Foreign education spending requires the availability of foreign exchange, something which the Nigerian economy is in shortage of at the moment. The increased demand for the dollar to pay for foreign services, speculative needs, including thefts by Nigerian authorities especially when federal allocations are shared, and importation amongst others have caused a significant depreciation in the local currency against the US dollar.


Potential Solutions

Expecting Nigerians already outside under the japa syndrome to return home is the appropriate thing to do. A lot can be done in meeting the needs of Nigerians from within through a focus on infrastructure developments, that will boost productivity on several fronts. However, this is wishful thinking. There is the assumed “shame factor”, over returning to Nigeria when all acquisitions prior to the japa plan had been liquidated and there is nothing to return to.

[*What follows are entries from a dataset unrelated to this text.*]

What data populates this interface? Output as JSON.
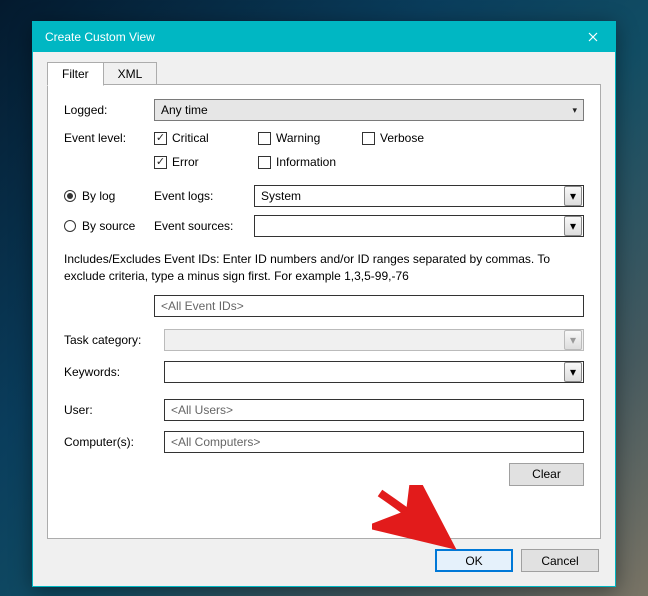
{
  "titlebar": {
    "title": "Create Custom View"
  },
  "tabs": {
    "filter": "Filter",
    "xml": "XML"
  },
  "logged": {
    "label": "Logged:",
    "value": "Any time"
  },
  "eventlevel": {
    "label": "Event level:",
    "critical": "Critical",
    "warning": "Warning",
    "verbose": "Verbose",
    "error": "Error",
    "information": "Information"
  },
  "bylog": {
    "label": "By log",
    "sublabel": "Event logs:",
    "value": "System"
  },
  "bysource": {
    "label": "By source",
    "sublabel": "Event sources:",
    "value": ""
  },
  "help": "Includes/Excludes Event IDs: Enter ID numbers and/or ID ranges separated by commas. To exclude criteria, type a minus sign first. For example 1,3,5-99,-76",
  "eventids": {
    "value": "<All Event IDs>"
  },
  "taskcat": {
    "label": "Task category:",
    "value": ""
  },
  "keywords": {
    "label": "Keywords:",
    "value": ""
  },
  "user": {
    "label": "User:",
    "value": "<All Users>"
  },
  "computers": {
    "label": "Computer(s):",
    "value": "<All Computers>"
  },
  "buttons": {
    "clear": "Clear",
    "ok": "OK",
    "cancel": "Cancel"
  }
}
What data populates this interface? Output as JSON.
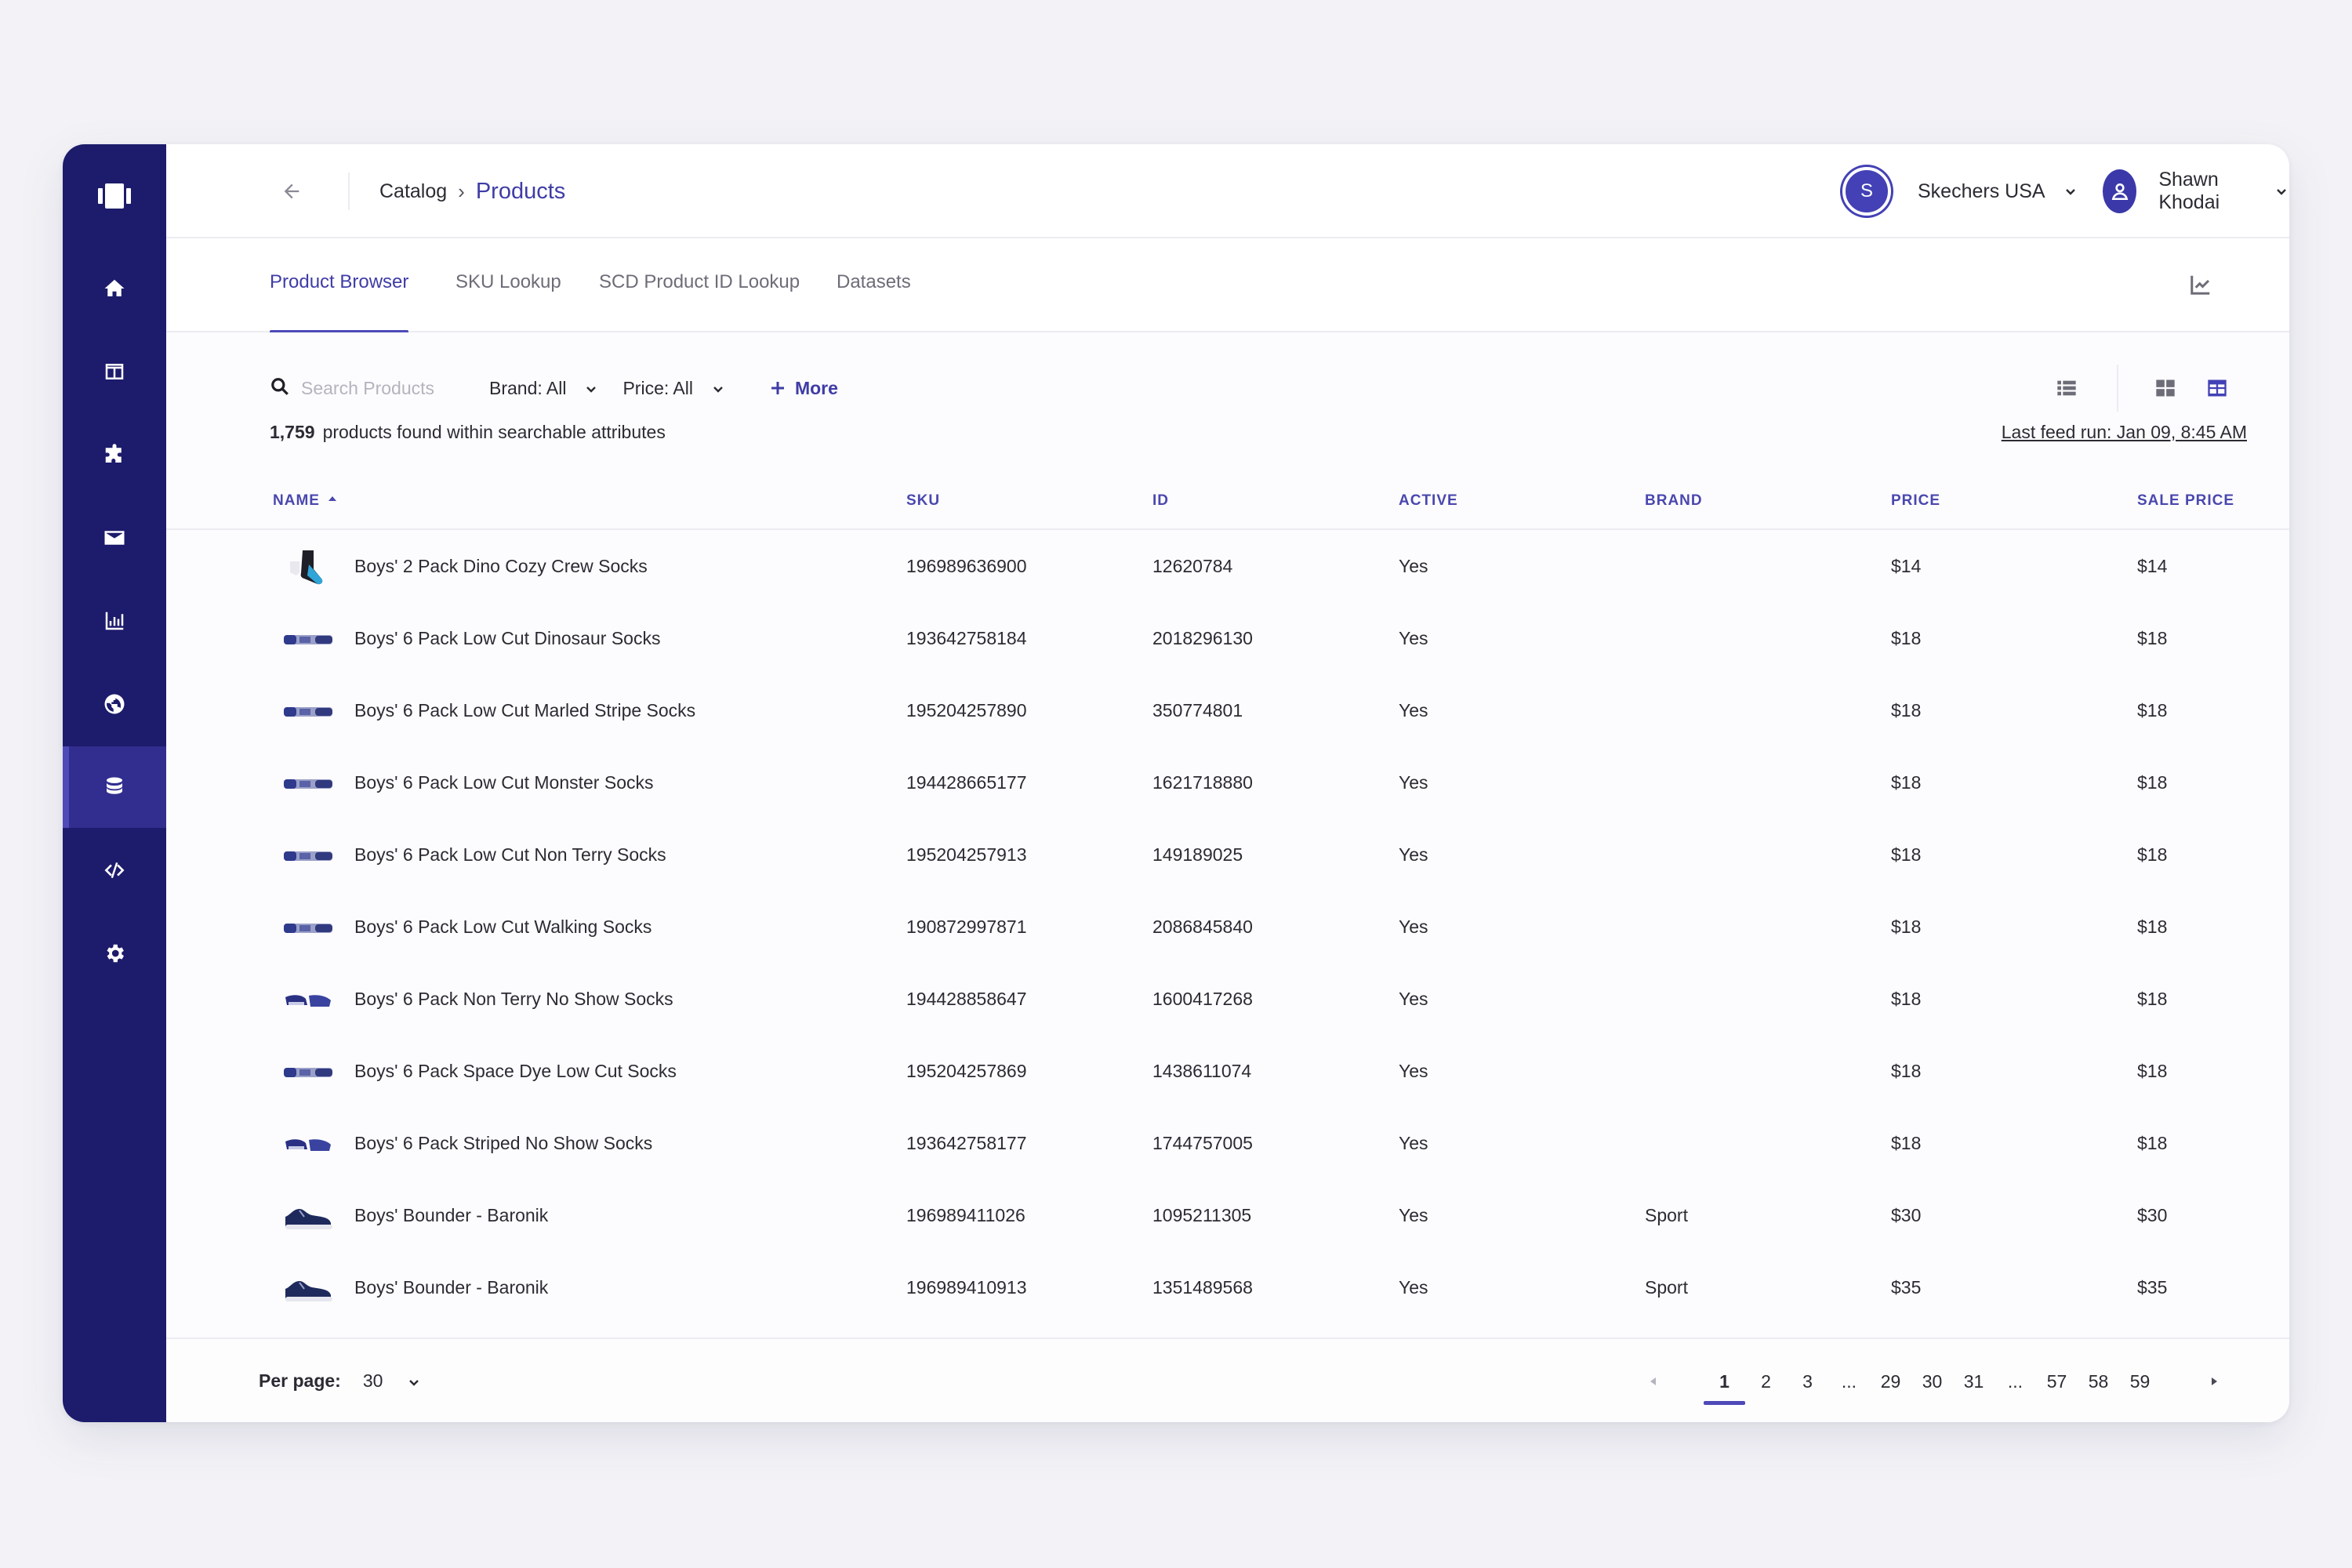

The Nigerian diplomatic and consular efforts need be more activist in protecting the rights of Nigerians outside our shores. Some of the Teesside University students could use such assistance to secure their respective certificates that were almost earned when they defaulted. The ease with which Nigerians are being subjected to deportation pressures and actual removal should be a basis for negotiations by our diplomats. To claim that nothing can be done once a report had been made to the Home Office impugns the involvement of Nigerian in protecting its citizens. We should not only remember that we have a diaspora only when calculating annual remittances.

Significant investment in Nigeria’s education sector is crucial. This includes upgrading infrastructure, enhancing teacher training, and developing a robust curriculum that meets global standards as well as boosting the emoluments being paid to academics, in order to retain more of the available capacities. In this regard, policies that create attractive job opportunities for graduates within Nigeria to reduce the incentive to emigrate is yearning for adoption.

Forming partnerships with foreign institutions to facilitate knowledge transfer and collaborative programs that allow students to gain international exposure without leaving the country permanently would be a welcomed development, after all, Nigeria in my student days attracted brains from around the world as students and teachers.

The big assumption is that Nigeria would be blessed with the leadership at all the arms of government, the federal, state and local government levels as well as public, private and social sectors, that could eschew corruption and divert stolen and hidden wealth and continued stealing into education, research and development as well as improved health delivery, boost rule of law and capable to successfully handle our currently inclement external dynamics, build sustainable institutions as well as improve the flow of human and material resources aimed at reducing inequalities. Is such leadership possible at this time in Nigeria’s history? I would modify Ayi Kwei Armah to say that: The Beautiful Ones Are Yet To Be Conceived.



*Babafemi A. Badejo, author of a best-seller on politics in Kenya, was a former Deputy Special Representative of the UN Secretary-General for Somalia, and currently a Legal Practitioner and Professor of Political Science & International Relations, Chrisland University, Abeokuta. Nigeria.


Be the first to comment

Leave a Reply

Your email address will not be published.